Every law firm hopes their content will be well received and shared widely. It’s a great feeling when you see articles you’ve thoughtfully crafted spread to new audiences by appreciative readers. Validation + added exposure = WIN! Sometimes, though, it just doesn’t happen as often as you think it should, and that’s not always a result of less-than-stellar writing or other obvious factors.
What makes some content more sharable? If you’re publishing well written, useful and accurate information, is its ultimate reach simply a matter of luck? While luck and the size of your original audience play a role, there are other factors that contribute to how frequently your content is shared. If you’d like to see your content go farther, consider these issues:
- Visual appeal. Take an objective look at the page where your article lives. Is it busy and chaotic, or disorienting? Stark and desolate? Are you reminded of web pages dating back to the 1990s? Humans are visually oriented creatures, to a significant degree, so the sheer attractiveness of a page will have a powerful impact on how we feel about its content. Fair? Maybe not, but it’s a fact. Choose lovely graphics that complement the subject matter and haven’t been overused. Look at the page layout and the elements on it to make sure they’re an asset, not a detraction. Select readable fonts and pleasant colors. Content may be king, but the setting in which it appears matters mightily.
- Respect for readers’ time. Your readers are busy people, just like you. They’re interested in your content because it offers them useful information to help them with issues that matter to them, but if it takes too long to access that content, the value it contains decreases significantly (and they’ll look elsewhere). Page load times play a big role in bounce rates, so it’s important to minimize wait time. Compare your article’s load time with that of your favorite website. If yours has a perceptible lag, consider talking to a web developer about how to increase your load speed. Also remember that making your points in the fewest words possible is usually the best approach. Unless you’re a novelist or a poet, try to get to the point quickly without being terse.
- The frustration factor. Readers click on a link because they want to see the promised content. Barriers between the first click and the actual content rank somewhere between rush hour commutes and four-hour waits in the dentist’s office on most people’s lists of favorite things. Pop-up ads, autoplaying videos that must be manually turned off, and “continue to site” or other annoying interstitials are often death blows to what might otherwise be perfectly delightful content – if we could ever get to it. Even interesting content that’s been tasted before the interference begins, as in the case of overly paginated articles, won’t lure most readers to deal with the hassle of reading it.

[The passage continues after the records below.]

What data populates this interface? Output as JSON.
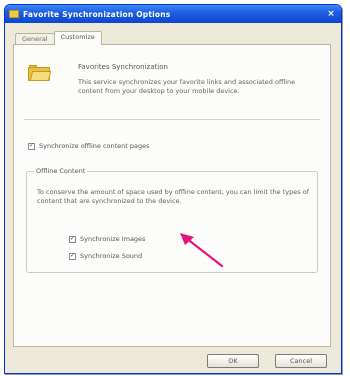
{
  "window": {
    "title": "Favorite Synchronization Options"
  },
  "tabs": [
    {
      "label": "General"
    },
    {
      "label": "Customize"
    }
  ],
  "intro": {
    "heading": "Favorites Synchronization",
    "description": "This service synchronizes your favorite links and associated offline content from your desktop to your mobile device."
  },
  "sync_offline": {
    "label": "Synchronize offline content pages",
    "checked": true
  },
  "offline_content": {
    "title": "Offline Content",
    "description": "To conserve the amount of space used by offline content, you can limit the types of content that are synchronized to the device.",
    "options": [
      {
        "label": "Synchronize Images",
        "checked": true
      },
      {
        "label": "Synchronize Sound",
        "checked": true
      }
    ]
  },
  "buttons": {
    "ok": "OK",
    "cancel": "Cancel"
  },
  "annotation": {
    "arrow_color": "#e8137a"
  }
}
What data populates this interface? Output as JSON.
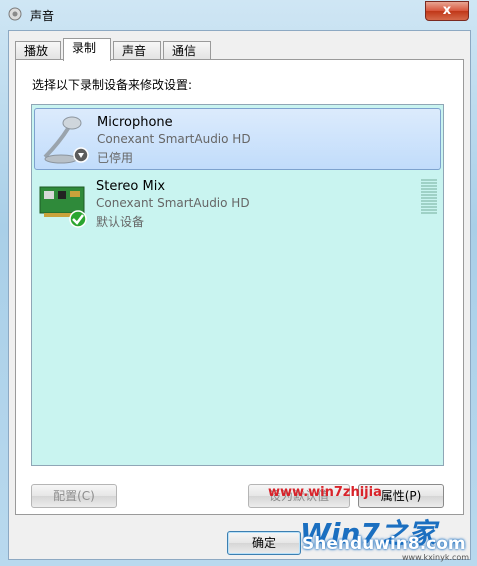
{
  "window": {
    "title": "声音",
    "close_glyph": "x"
  },
  "tabs": [
    "播放",
    "录制",
    "声音",
    "通信"
  ],
  "active_tab": 1,
  "instruction": "选择以下录制设备来修改设置:",
  "devices": [
    {
      "name": "Microphone",
      "driver": "Conexant SmartAudio HD",
      "status": "已停用",
      "icon": "microphone-icon",
      "badge": "disabled-arrow-badge"
    },
    {
      "name": "Stereo Mix",
      "driver": "Conexant SmartAudio HD",
      "status": "默认设备",
      "icon": "sound-card-icon",
      "badge": "green-check-badge"
    }
  ],
  "buttons": {
    "configure": "配置(C)",
    "set_default": "设为默认值",
    "properties": "属性(P)",
    "ok": "确定"
  },
  "watermark": {
    "url": "www.win7zhijia",
    "logo": "Win7之家",
    "site": "Shenduwin8.com",
    "sub": "www.kxinyk.com"
  },
  "colors": {
    "list_bg": "#c9f4f0",
    "selection": "#c1dcfb",
    "watermark_red": "#d9232a",
    "watermark_blue": "#1b6fc0"
  }
}
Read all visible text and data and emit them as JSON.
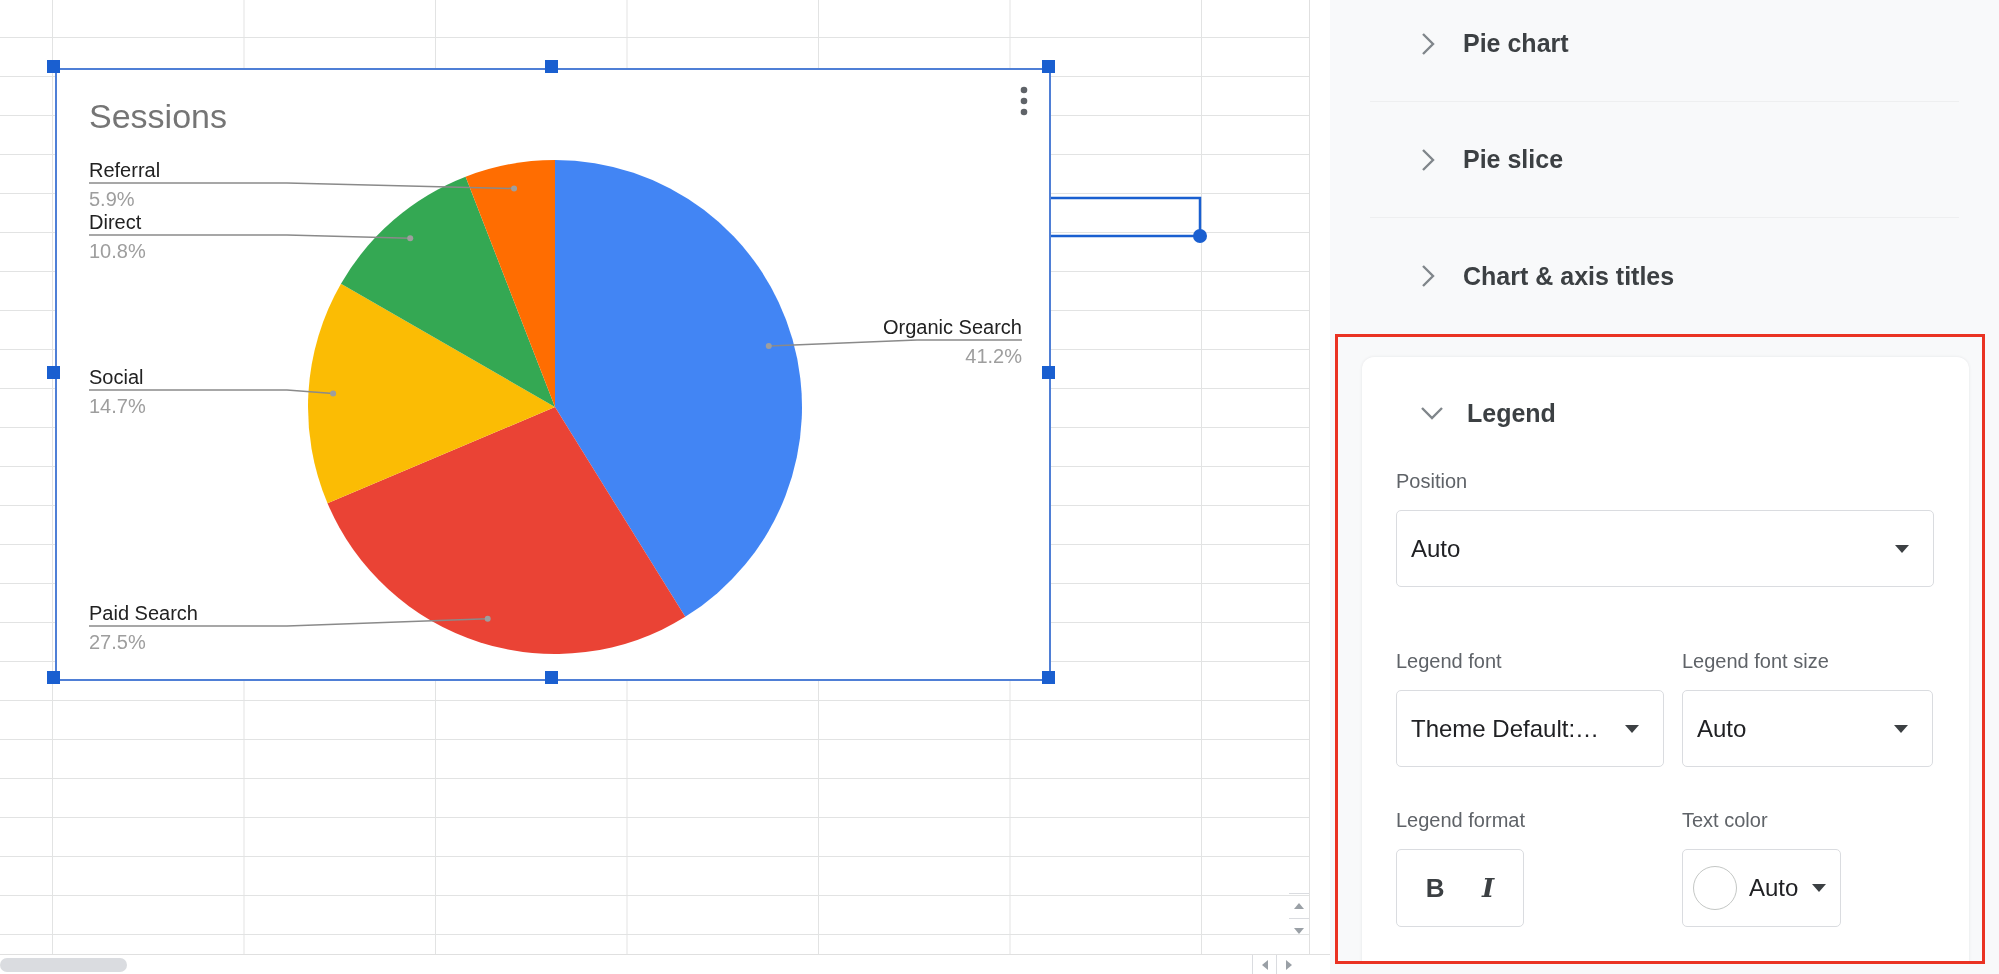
{
  "chart": {
    "chart_data": {
      "type": "pie",
      "title": "Sessions",
      "categories": [
        "Organic Search",
        "Paid Search",
        "Social",
        "Direct",
        "Referral"
      ],
      "values": [
        41.2,
        27.5,
        14.7,
        10.8,
        5.9
      ],
      "colors": [
        "#4285f4",
        "#ea4335",
        "#fbbc04",
        "#34a853",
        "#ff6d01"
      ],
      "value_labels": [
        "41.2%",
        "27.5%",
        "14.7%",
        "10.8%",
        "5.9%"
      ]
    }
  },
  "panel": {
    "sections": [
      {
        "label": "Pie chart",
        "expanded": false
      },
      {
        "label": "Pie slice",
        "expanded": false
      },
      {
        "label": "Chart & axis titles",
        "expanded": false
      }
    ],
    "legend": {
      "title": "Legend",
      "expanded": true,
      "highlighted": true,
      "position": {
        "label": "Position",
        "value": "Auto"
      },
      "font": {
        "label": "Legend font",
        "value": "Theme Default:…"
      },
      "font_size": {
        "label": "Legend font size",
        "value": "Auto"
      },
      "format": {
        "label": "Legend format",
        "bold": {
          "text": "B",
          "selected": false
        },
        "italic": {
          "text": "I",
          "selected": false
        }
      },
      "text_color": {
        "label": "Text color",
        "value": "Auto"
      }
    }
  }
}
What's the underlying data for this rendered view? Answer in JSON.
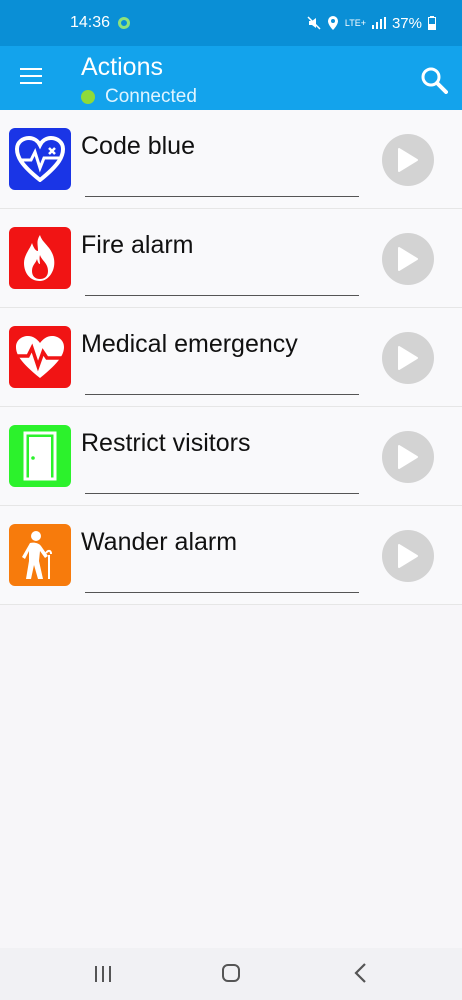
{
  "status_bar": {
    "time": "14:36",
    "battery": "37%",
    "network": "LTE+"
  },
  "app_bar": {
    "title": "Actions",
    "connection_status": "Connected",
    "connection_color": "#8edb3a",
    "primary_color": "#13a3ec"
  },
  "actions": [
    {
      "label": "Code blue",
      "icon": "heart-ecg-icon",
      "color": "#1a35e6"
    },
    {
      "label": "Fire alarm",
      "icon": "fire-icon",
      "color": "#f11414"
    },
    {
      "label": "Medical emergency",
      "icon": "heart-pulse-icon",
      "color": "#f11414"
    },
    {
      "label": "Restrict visitors",
      "icon": "door-icon",
      "color": "#2cf22c"
    },
    {
      "label": "Wander alarm",
      "icon": "elderly-person-icon",
      "color": "#f77b0c"
    }
  ]
}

Give your content the best chance at a long and well traveled life by making sure it’s easy to access, quick to load and visually appealing. You’ve worked hard to find the right words; don’t let the internet equivalent of the TSA hijack it before it ever leaves home.